| Work instructions |
Look through the data for the string "omnis". Copy every line where it is found.

| The records |

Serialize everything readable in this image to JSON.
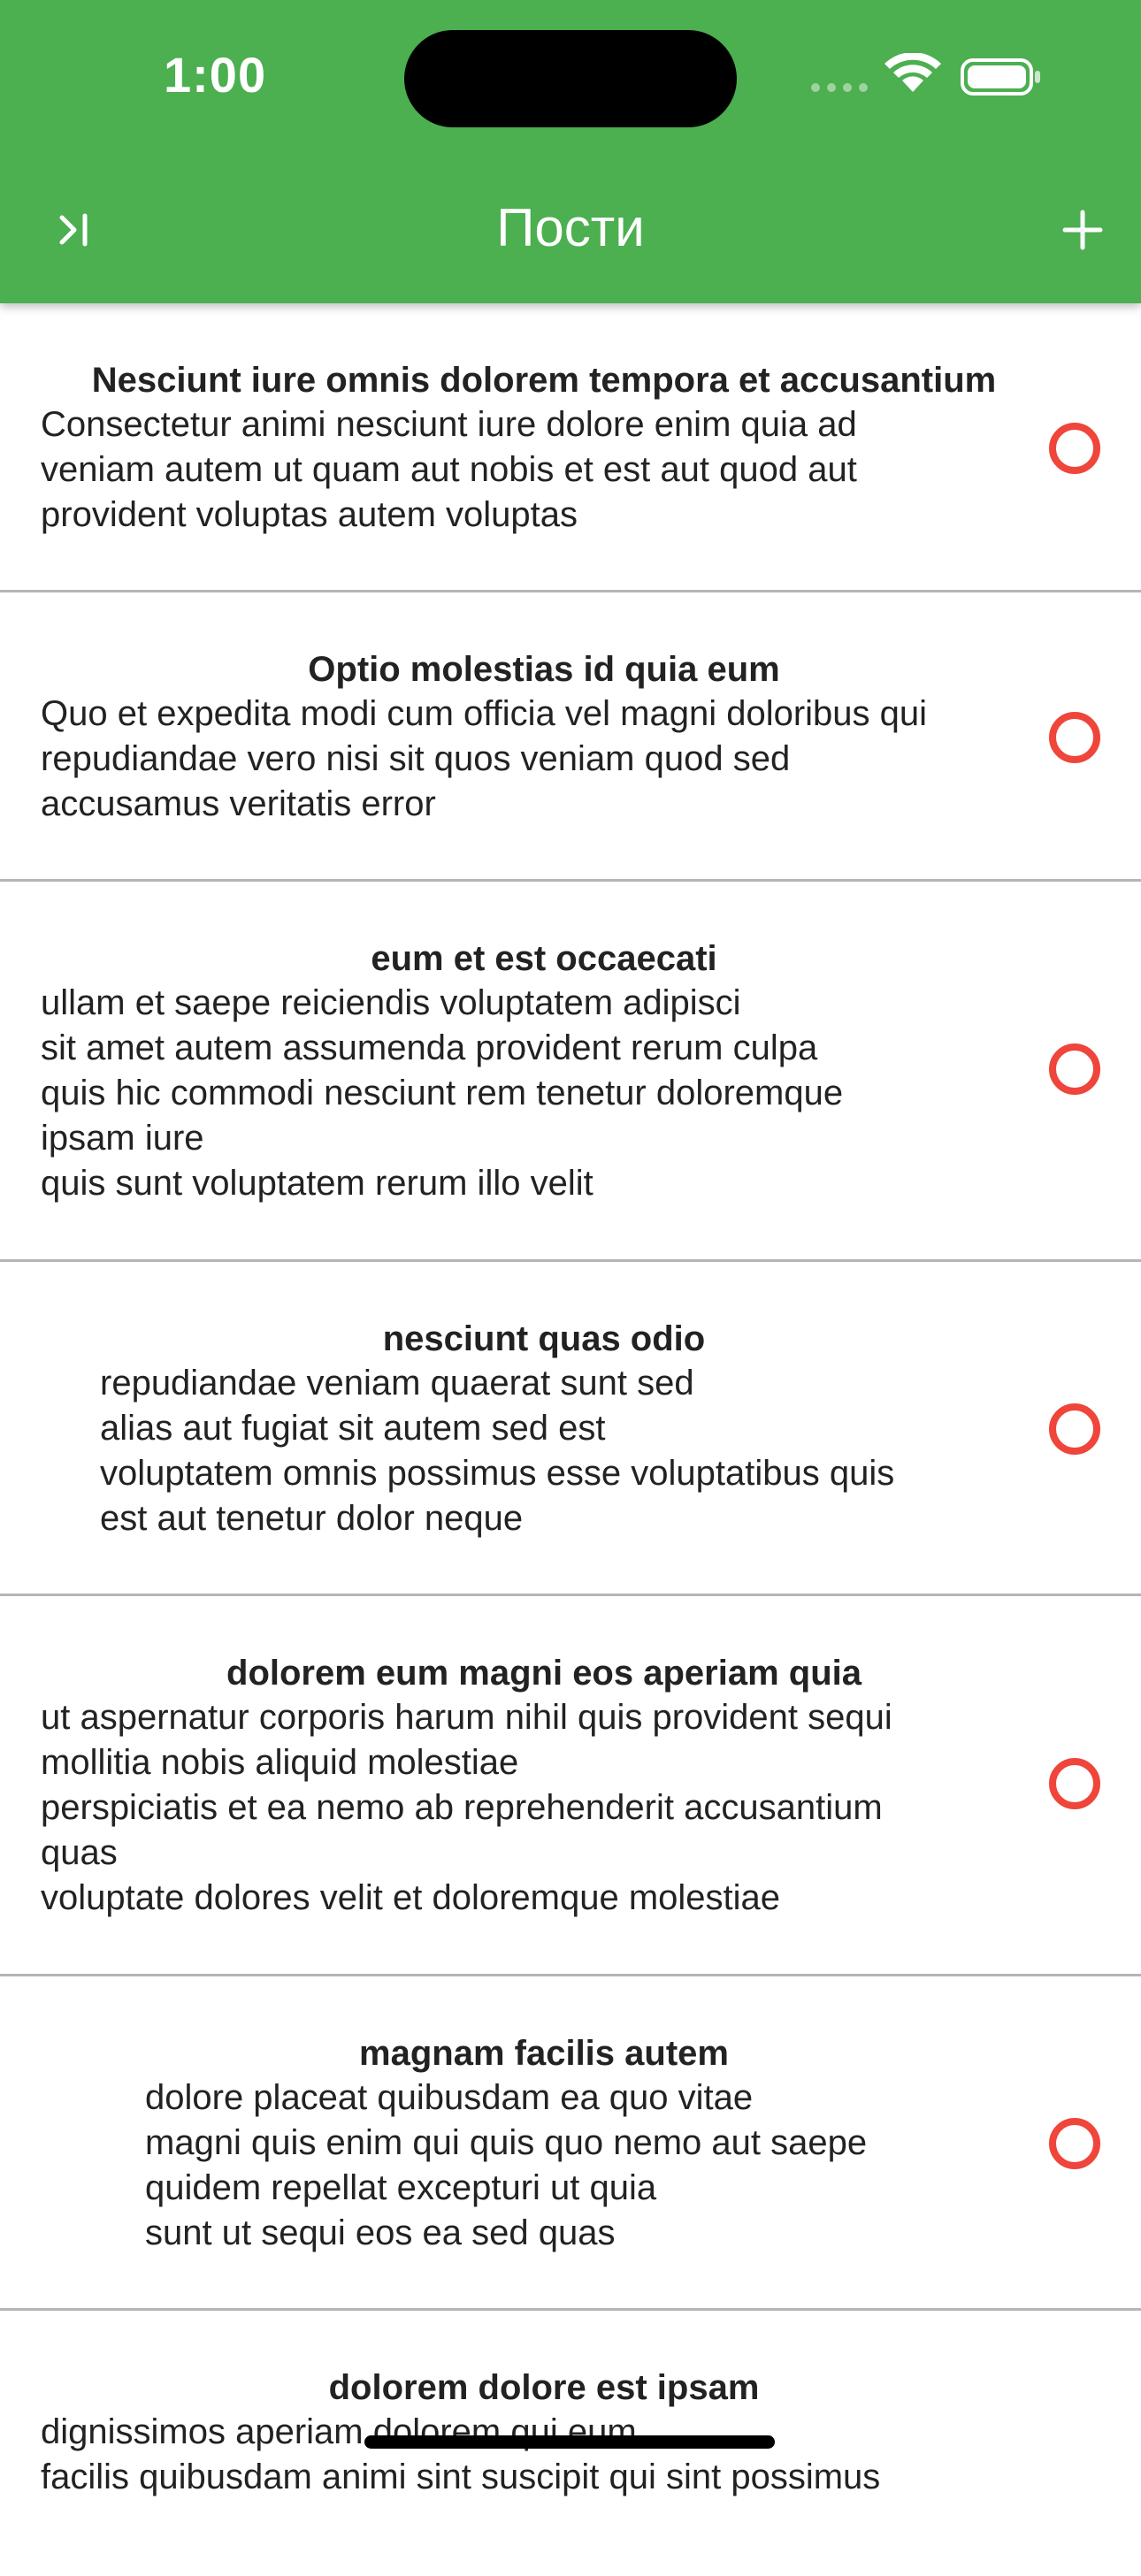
{
  "status_bar": {
    "time": "1:00"
  },
  "nav": {
    "title": "Пости",
    "left_icon": "skip-to-end-icon",
    "right_icon": "plus-icon"
  },
  "colors": {
    "header": "#4caf50",
    "radio": "#ef453b",
    "divider": "#b5b5b5"
  },
  "posts": [
    {
      "title": "Nesciunt iure omnis dolorem tempora et accusantium",
      "body": "Consectetur animi nesciunt iure dolore enim quia ad\nveniam autem ut quam aut nobis et est aut quod aut\nprovident voluptas autem voluptas"
    },
    {
      "title": "Optio molestias id quia eum",
      "body": "Quo et expedita modi cum officia vel magni doloribus qui\nrepudiandae vero nisi sit quos veniam quod sed\naccusamus veritatis error"
    },
    {
      "title": "eum et est occaecati",
      "body": "ullam et saepe reiciendis voluptatem adipisci\nsit amet autem assumenda provident rerum culpa\nquis hic commodi nesciunt rem tenetur doloremque\nipsam iure\nquis sunt voluptatem rerum illo velit"
    },
    {
      "title": "nesciunt quas odio",
      "body": "repudiandae veniam quaerat sunt sed\nalias aut fugiat sit autem sed est\nvoluptatem omnis possimus esse voluptatibus quis\nest aut tenetur dolor neque"
    },
    {
      "title": "dolorem eum magni eos aperiam quia",
      "body": "ut aspernatur corporis harum nihil quis provident sequi\nmollitia nobis aliquid molestiae\nperspiciatis et ea nemo ab reprehenderit accusantium\nquas\nvoluptate dolores velit et doloremque molestiae"
    },
    {
      "title": "magnam facilis autem",
      "body": "dolore placeat quibusdam ea quo vitae\nmagni quis enim qui quis quo nemo aut saepe\nquidem repellat excepturi ut quia\nsunt ut sequi eos ea sed quas"
    },
    {
      "title": "dolorem dolore est ipsam",
      "body": "dignissimos aperiam dolorem qui eum\nfacilis quibusdam animi sint suscipit qui sint possimus"
    }
  ]
}
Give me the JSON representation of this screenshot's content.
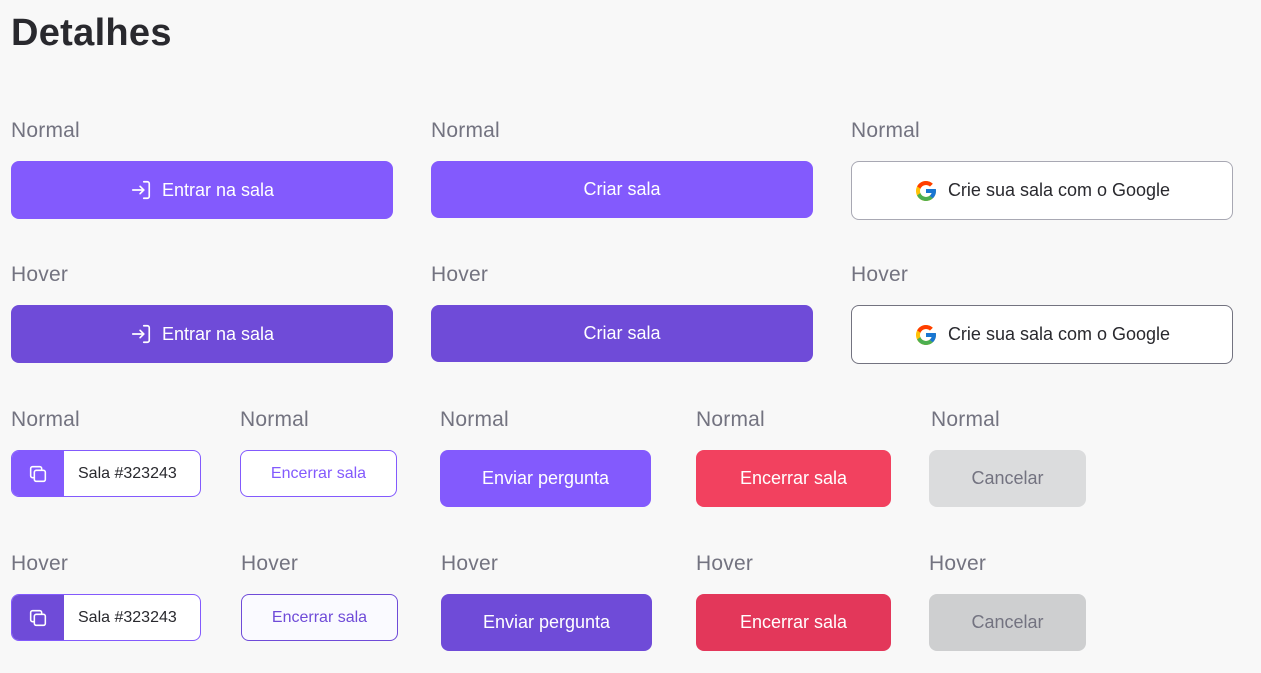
{
  "page": {
    "title": "Detalhes"
  },
  "labels": {
    "normal": "Normal",
    "hover": "Hover"
  },
  "buttons": {
    "enter_room": "Entrar na sala",
    "create_room": "Criar sala",
    "google": "Crie sua sala com o Google",
    "room_code": "Sala #323243",
    "close_room": "Encerrar sala",
    "send_question": "Enviar pergunta",
    "cancel": "Cancelar"
  },
  "icons": {
    "enter": "log-in-icon",
    "google": "google-logo-icon",
    "copy": "copy-icon"
  },
  "colors": {
    "purple": "#835afd",
    "purple_hover": "#6f4bd8",
    "red": "#f2415f",
    "red_hover": "#e3375a",
    "gray": "#dbdcdd",
    "gray_hover": "#cecfd0",
    "text_dark": "#29292e",
    "text_muted": "#737380",
    "background": "#f8f8f8"
  }
}
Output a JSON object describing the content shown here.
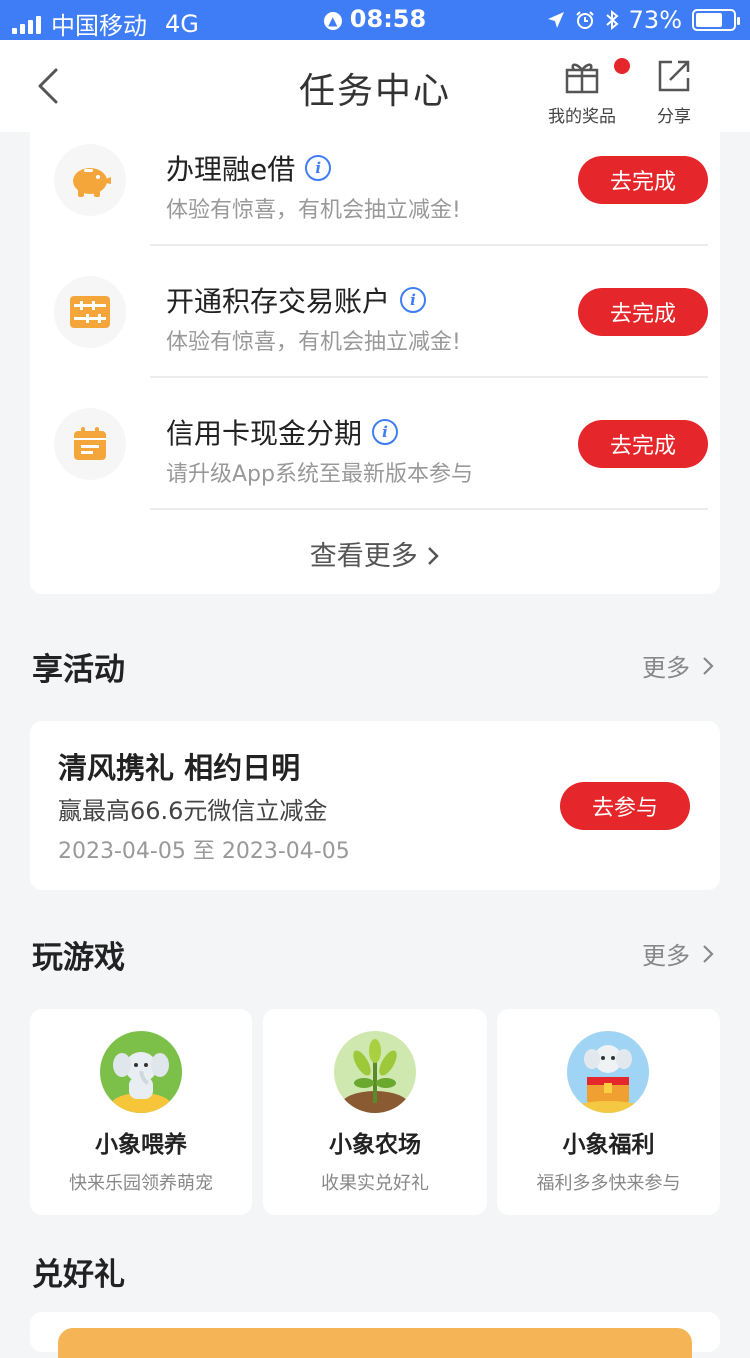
{
  "status_bar": {
    "carrier": "中国移动",
    "network": "4G",
    "time": "08:58",
    "battery": "73%",
    "battery_level": 0.73
  },
  "nav": {
    "title": "任务中心",
    "prizes_label": "我的奖品",
    "share_label": "分享"
  },
  "tasks": {
    "items": [
      {
        "title": "办理融e借",
        "subtitle": "体验有惊喜，有机会抽立减金!",
        "button": "去完成",
        "icon": "piggy-bank-icon"
      },
      {
        "title": "开通积存交易账户",
        "subtitle": "体验有惊喜，有机会抽立减金!",
        "button": "去完成",
        "icon": "abacus-icon"
      },
      {
        "title": "信用卡现金分期",
        "subtitle": "请升级App系统至最新版本参与",
        "button": "去完成",
        "icon": "calendar-icon"
      }
    ],
    "view_more": "查看更多"
  },
  "activities": {
    "title": "享活动",
    "more": "更多",
    "card": {
      "title": "清风携礼 相约日明",
      "desc": "赢最高66.6元微信立减金",
      "dates": "2023-04-05 至 2023-04-05",
      "button": "去参与"
    }
  },
  "games": {
    "title": "玩游戏",
    "more": "更多",
    "items": [
      {
        "name": "小象喂养",
        "desc": "快来乐园领养萌宠"
      },
      {
        "name": "小象农场",
        "desc": "收果实兑好礼"
      },
      {
        "name": "小象福利",
        "desc": "福利多多快来参与"
      }
    ]
  },
  "gifts": {
    "title": "兑好礼"
  },
  "colors": {
    "accent_blue": "#3f7df6",
    "button_red": "#e5262a",
    "icon_orange": "#f5a63a"
  }
}
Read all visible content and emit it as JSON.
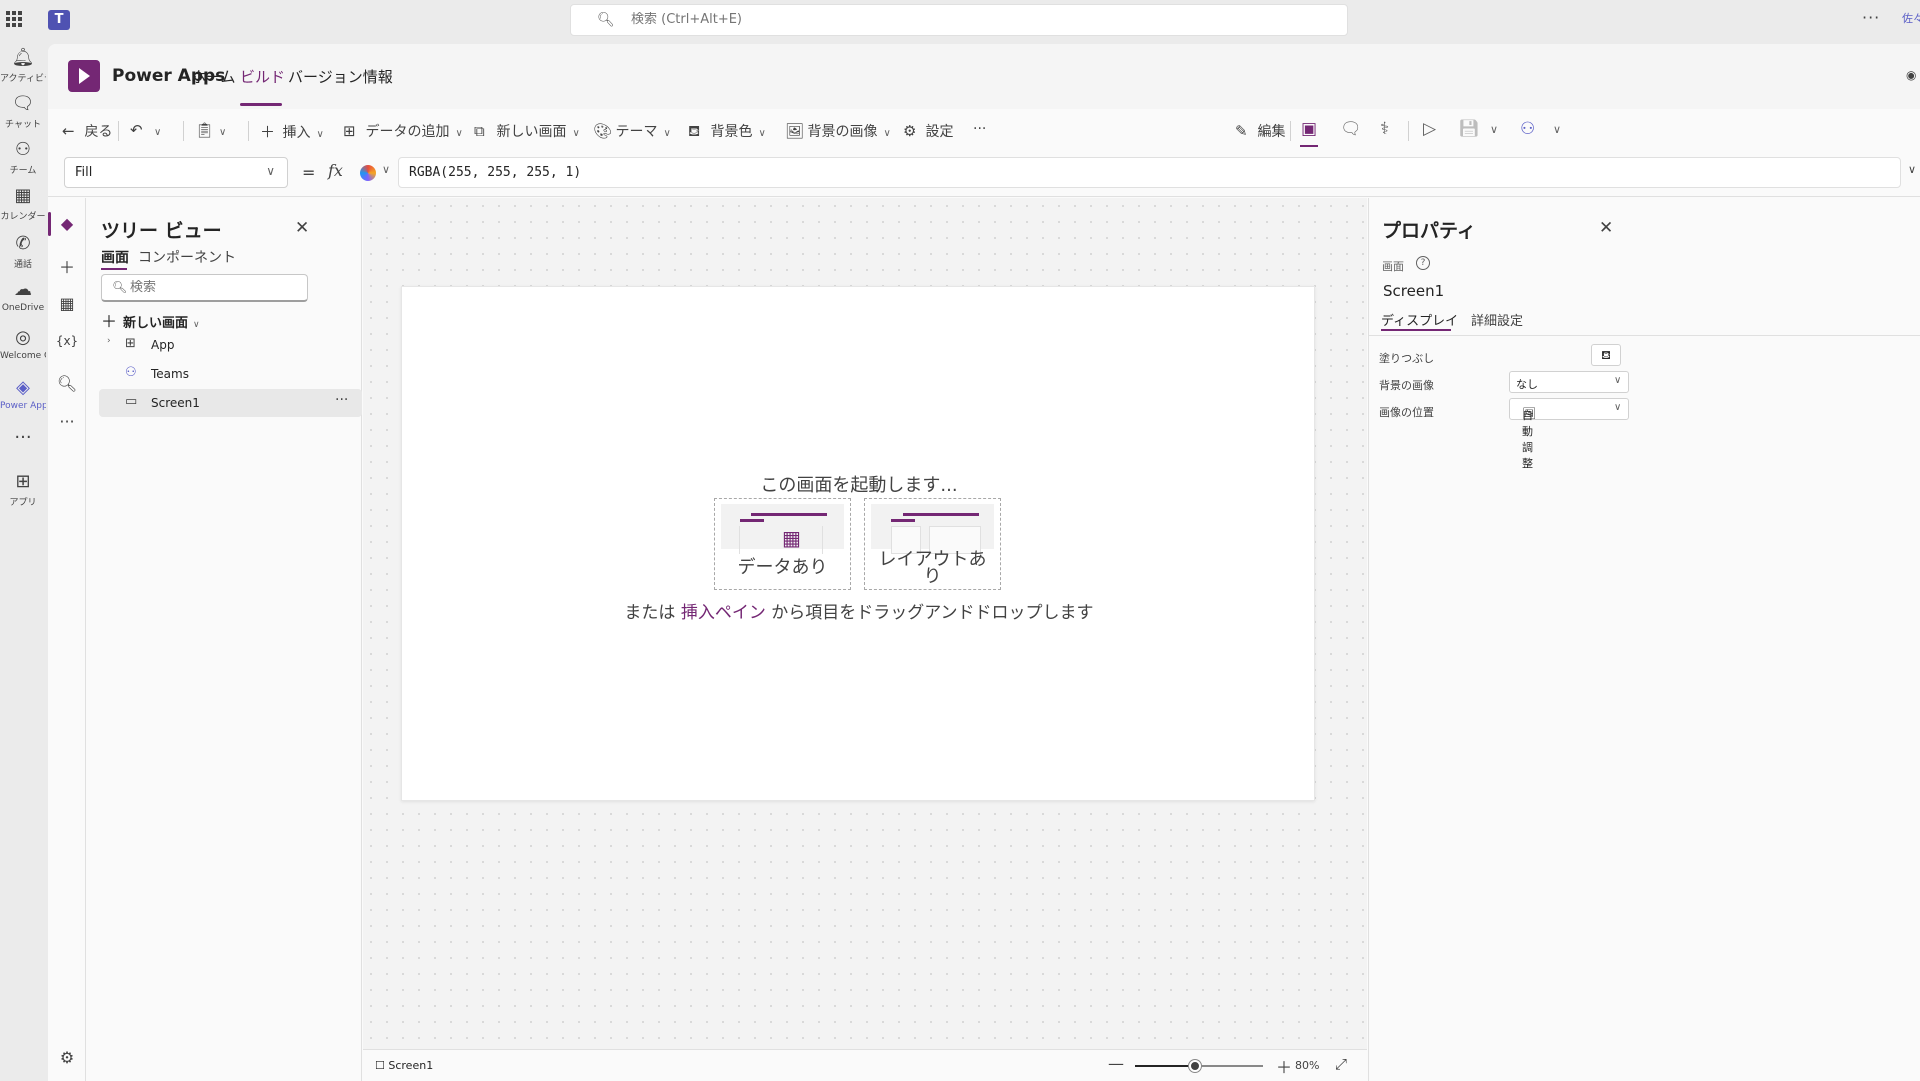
{
  "topbar": {
    "search_placeholder": "検索 (Ctrl+Alt+E)",
    "more": "···",
    "avatar": "佐々"
  },
  "teams_rail": [
    {
      "label": "アクティビティ",
      "icon": "bell-icon",
      "glyph": "🔔"
    },
    {
      "label": "チャット",
      "icon": "chat-icon",
      "glyph": "💬"
    },
    {
      "label": "チーム",
      "icon": "teams-icon",
      "glyph": "👥"
    },
    {
      "label": "カレンダー",
      "icon": "calendar-icon",
      "glyph": "📅"
    },
    {
      "label": "通話",
      "icon": "phone-icon",
      "glyph": "📞"
    },
    {
      "label": "OneDrive",
      "icon": "cloud-icon",
      "glyph": "☁"
    },
    {
      "label": "Welcome G...",
      "icon": "welcome-icon",
      "glyph": "◎"
    },
    {
      "label": "Power Apps",
      "icon": "power-apps-icon",
      "glyph": "◈"
    },
    {
      "label": "",
      "icon": "more-icon",
      "glyph": "···"
    },
    {
      "label": "アプリ",
      "icon": "add-app-icon",
      "glyph": "⊞"
    }
  ],
  "app_header": {
    "title": "Power Apps",
    "tabs": [
      "ホーム",
      "ビルド",
      "バージョン情報"
    ],
    "active_tab": "ビルド"
  },
  "commands": {
    "back": "戻る",
    "insert": "挿入",
    "add_data": "データの追加",
    "new_screen": "新しい画面",
    "theme": "テーマ",
    "background_color": "背景色",
    "background_image": "背景の画像",
    "settings": "設定",
    "more": "···",
    "edit": "編集"
  },
  "formula_bar": {
    "property": "Fill",
    "equals": "=",
    "fx": "fx",
    "formula": "RGBA(255, 255, 255, 1)"
  },
  "tree_view": {
    "title": "ツリー ビュー",
    "tabs": [
      "画面",
      "コンポーネント"
    ],
    "search_placeholder": "検索",
    "new_screen": "新しい画面",
    "items": [
      {
        "label": "App",
        "icon": "app-icon"
      },
      {
        "label": "Teams",
        "icon": "teams-icon"
      },
      {
        "label": "Screen1",
        "icon": "screen-icon"
      }
    ],
    "selected": "Screen1"
  },
  "canvas": {
    "start_text": "この画面を起動します...",
    "card_data": "データあり",
    "card_layout": "レイアウトあり",
    "drag_prefix": "または",
    "drag_link": "挿入ペイン",
    "drag_suffix": "から項目をドラッグアンドドロップします"
  },
  "statusbar": {
    "screen": "Screen1",
    "zoom": "80%",
    "zoom_value": 0.8
  },
  "properties": {
    "title": "プロパティ",
    "kind": "画面",
    "name": "Screen1",
    "tabs": [
      "ディスプレイ",
      "詳細設定"
    ],
    "rows": [
      {
        "label": "塗りつぶし",
        "value": ""
      },
      {
        "label": "背景の画像",
        "value": "なし"
      },
      {
        "label": "画像の位置",
        "value": "自動調整"
      }
    ]
  },
  "colors": {
    "accent": "#742774",
    "teams_accent": "#5b5fc7"
  }
}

| Output of the exercise |
      "title": "Nesciunt iure omnis dolorem tempora et accusantium",
      "body": "repudiandae veniam quaerat sunt sed\nalias aut fugiat sit autem sed est\nvoluptatem omnis possimus esse voluptatibus quis\nest aut tenetur dolor neque"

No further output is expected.